Your objective »
Every line of the data below must be given again exactly.

Information »
▼▼▼
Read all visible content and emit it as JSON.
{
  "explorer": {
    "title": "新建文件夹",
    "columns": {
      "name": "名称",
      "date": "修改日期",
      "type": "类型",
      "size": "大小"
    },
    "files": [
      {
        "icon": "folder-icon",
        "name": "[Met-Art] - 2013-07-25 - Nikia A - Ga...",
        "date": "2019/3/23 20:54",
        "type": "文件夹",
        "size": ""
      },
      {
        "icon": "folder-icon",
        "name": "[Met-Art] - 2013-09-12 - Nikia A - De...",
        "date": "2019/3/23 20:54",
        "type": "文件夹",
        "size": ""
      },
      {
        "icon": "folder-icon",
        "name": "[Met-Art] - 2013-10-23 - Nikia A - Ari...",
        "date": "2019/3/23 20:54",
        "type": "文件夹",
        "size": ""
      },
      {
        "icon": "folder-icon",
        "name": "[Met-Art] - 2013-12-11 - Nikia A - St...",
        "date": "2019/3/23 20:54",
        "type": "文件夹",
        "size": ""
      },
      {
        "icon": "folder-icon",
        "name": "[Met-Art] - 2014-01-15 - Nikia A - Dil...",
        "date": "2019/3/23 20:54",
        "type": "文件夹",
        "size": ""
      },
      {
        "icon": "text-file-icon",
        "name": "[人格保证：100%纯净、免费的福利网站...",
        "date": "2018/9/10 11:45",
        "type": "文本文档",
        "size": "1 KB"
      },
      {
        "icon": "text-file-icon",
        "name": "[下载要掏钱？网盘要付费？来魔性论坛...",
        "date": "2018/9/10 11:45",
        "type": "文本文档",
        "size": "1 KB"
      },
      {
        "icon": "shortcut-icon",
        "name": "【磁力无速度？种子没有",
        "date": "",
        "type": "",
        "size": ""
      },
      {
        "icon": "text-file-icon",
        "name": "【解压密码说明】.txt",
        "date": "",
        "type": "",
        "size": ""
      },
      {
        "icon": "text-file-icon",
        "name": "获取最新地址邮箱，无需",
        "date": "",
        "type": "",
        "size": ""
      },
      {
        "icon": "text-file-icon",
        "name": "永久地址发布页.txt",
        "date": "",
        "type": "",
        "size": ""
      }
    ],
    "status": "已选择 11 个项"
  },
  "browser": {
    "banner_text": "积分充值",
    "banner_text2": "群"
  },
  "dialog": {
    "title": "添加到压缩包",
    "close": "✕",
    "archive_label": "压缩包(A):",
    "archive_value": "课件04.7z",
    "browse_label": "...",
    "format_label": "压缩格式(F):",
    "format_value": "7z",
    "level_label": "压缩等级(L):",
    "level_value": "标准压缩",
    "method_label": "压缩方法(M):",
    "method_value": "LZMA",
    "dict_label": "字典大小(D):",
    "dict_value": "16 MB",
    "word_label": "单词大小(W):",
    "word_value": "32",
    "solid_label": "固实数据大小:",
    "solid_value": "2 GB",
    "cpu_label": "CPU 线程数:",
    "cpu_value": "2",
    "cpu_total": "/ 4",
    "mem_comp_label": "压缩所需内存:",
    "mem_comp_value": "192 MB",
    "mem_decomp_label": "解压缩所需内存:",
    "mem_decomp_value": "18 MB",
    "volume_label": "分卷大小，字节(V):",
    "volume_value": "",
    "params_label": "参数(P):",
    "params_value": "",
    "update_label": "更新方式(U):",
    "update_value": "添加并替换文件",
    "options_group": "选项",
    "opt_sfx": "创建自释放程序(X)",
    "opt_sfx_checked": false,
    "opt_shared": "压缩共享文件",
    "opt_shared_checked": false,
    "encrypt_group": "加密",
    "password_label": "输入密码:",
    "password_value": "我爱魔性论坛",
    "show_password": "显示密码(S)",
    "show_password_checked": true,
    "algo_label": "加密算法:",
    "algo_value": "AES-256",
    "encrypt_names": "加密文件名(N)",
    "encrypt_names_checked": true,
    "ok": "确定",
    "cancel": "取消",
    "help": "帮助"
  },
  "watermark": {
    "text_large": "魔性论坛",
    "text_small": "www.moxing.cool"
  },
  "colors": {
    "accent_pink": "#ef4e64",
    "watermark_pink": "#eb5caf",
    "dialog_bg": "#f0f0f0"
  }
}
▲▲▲
Answer to this task »
Read all visible content and emit it as JSON.
{
  "explorer": {
    "title": "新建文件夹",
    "columns": {
      "name": "名称",
      "date": "修改日期",
      "type": "类型",
      "size": "大小"
    },
    "files": [
      {
        "icon": "folder-icon",
        "name": "[Met-Art] - 2013-07-25 - Nikia A - Ga...",
        "date": "2019/3/23 20:54",
        "type": "文件夹",
        "size": ""
      },
      {
        "icon": "folder-icon",
        "name": "[Met-Art] - 2013-09-12 - Nikia A - De...",
        "date": "2019/3/23 20:54",
        "type": "文件夹",
        "size": ""
      },
      {
        "icon": "folder-icon",
        "name": "[Met-Art] - 2013-10-23 - Nikia A - Ari...",
        "date": "2019/3/23 20:54",
        "type": "文件夹",
        "size": ""
      },
      {
        "icon": "folder-icon",
        "name": "[Met-Art] - 2013-12-11 - Nikia A - St...",
        "date": "2019/3/23 20:54",
        "type": "文件夹",
        "size": ""
      },
      {
        "icon": "folder-icon",
        "name": "[Met-Art] - 2014-01-15 - Nikia A - Dil...",
        "date": "2019/3/23 20:54",
        "type": "文件夹",
        "size": ""
      },
      {
        "icon": "text-file-icon",
        "name": "[人格保证：100%纯净、免费的福利网站...",
        "date": "2018/9/10 11:45",
        "type": "文本文档",
        "size": "1 KB"
      },
      {
        "icon": "text-file-icon",
        "name": "[下载要掏钱？网盘要付费？来魔性论坛...",
        "date": "2018/9/10 11:45",
        "type": "文本文档",
        "size": "1 KB"
      },
      {
        "icon": "shortcut-icon",
        "name": "【磁力无速度？种子没有",
        "date": "",
        "type": "",
        "size": ""
      },
      {
        "icon": "text-file-icon",
        "name": "【解压密码说明】.txt",
        "date": "",
        "type": "",
        "size": ""
      },
      {
        "icon": "text-file-icon",
        "name": "获取最新地址邮箱，无需",
        "date": "",
        "type": "",
        "size": ""
      },
      {
        "icon": "text-file-icon",
        "name": "永久地址发布页.txt",
        "date": "",
        "type": "",
        "size": ""
      }
    ],
    "status": "已选择 11 个项"
  },
  "browser": {
    "banner_text": "积分充值",
    "banner_text2": "群"
  },
  "dialog": {
    "title": "添加到压缩包",
    "close": "✕",
    "archive_label": "压缩包(A):",
    "archive_value": "课件04.7z",
    "browse_label": "...",
    "format_label": "压缩格式(F):",
    "format_value": "7z",
    "level_label": "压缩等级(L):",
    "level_value": "标准压缩",
    "method_label": "压缩方法(M):",
    "method_value": "LZMA",
    "dict_label": "字典大小(D):",
    "dict_value": "16 MB",
    "word_label": "单词大小(W):",
    "word_value": "32",
    "solid_label": "固实数据大小:",
    "solid_value": "2 GB",
    "cpu_label": "CPU 线程数:",
    "cpu_value": "2",
    "cpu_total": "/ 4",
    "mem_comp_label": "压缩所需内存:",
    "mem_comp_value": "192 MB",
    "mem_decomp_label": "解压缩所需内存:",
    "mem_decomp_value": "18 MB",
    "volume_label": "分卷大小，字节(V):",
    "volume_value": "",
    "params_label": "参数(P):",
    "params_value": "",
    "update_label": "更新方式(U):",
    "update_value": "添加并替换文件",
    "options_group": "选项",
    "opt_sfx": "创建自释放程序(X)",
    "opt_sfx_checked": false,
    "opt_shared": "压缩共享文件",
    "opt_shared_checked": false,
    "encrypt_group": "加密",
    "password_label": "输入密码:",
    "password_value": "我爱魔性论坛",
    "show_password": "显示密码(S)",
    "show_password_checked": true,
    "algo_label": "加密算法:",
    "algo_value": "AES-256",
    "encrypt_names": "加密文件名(N)",
    "encrypt_names_checked": true,
    "ok": "确定",
    "cancel": "取消",
    "help": "帮助"
  },
  "watermark": {
    "text_large": "魔性论坛",
    "text_small": "www.moxing.cool"
  },
  "colors": {
    "accent_pink": "#ef4e64",
    "watermark_pink": "#eb5caf",
    "dialog_bg": "#f0f0f0"
  }
}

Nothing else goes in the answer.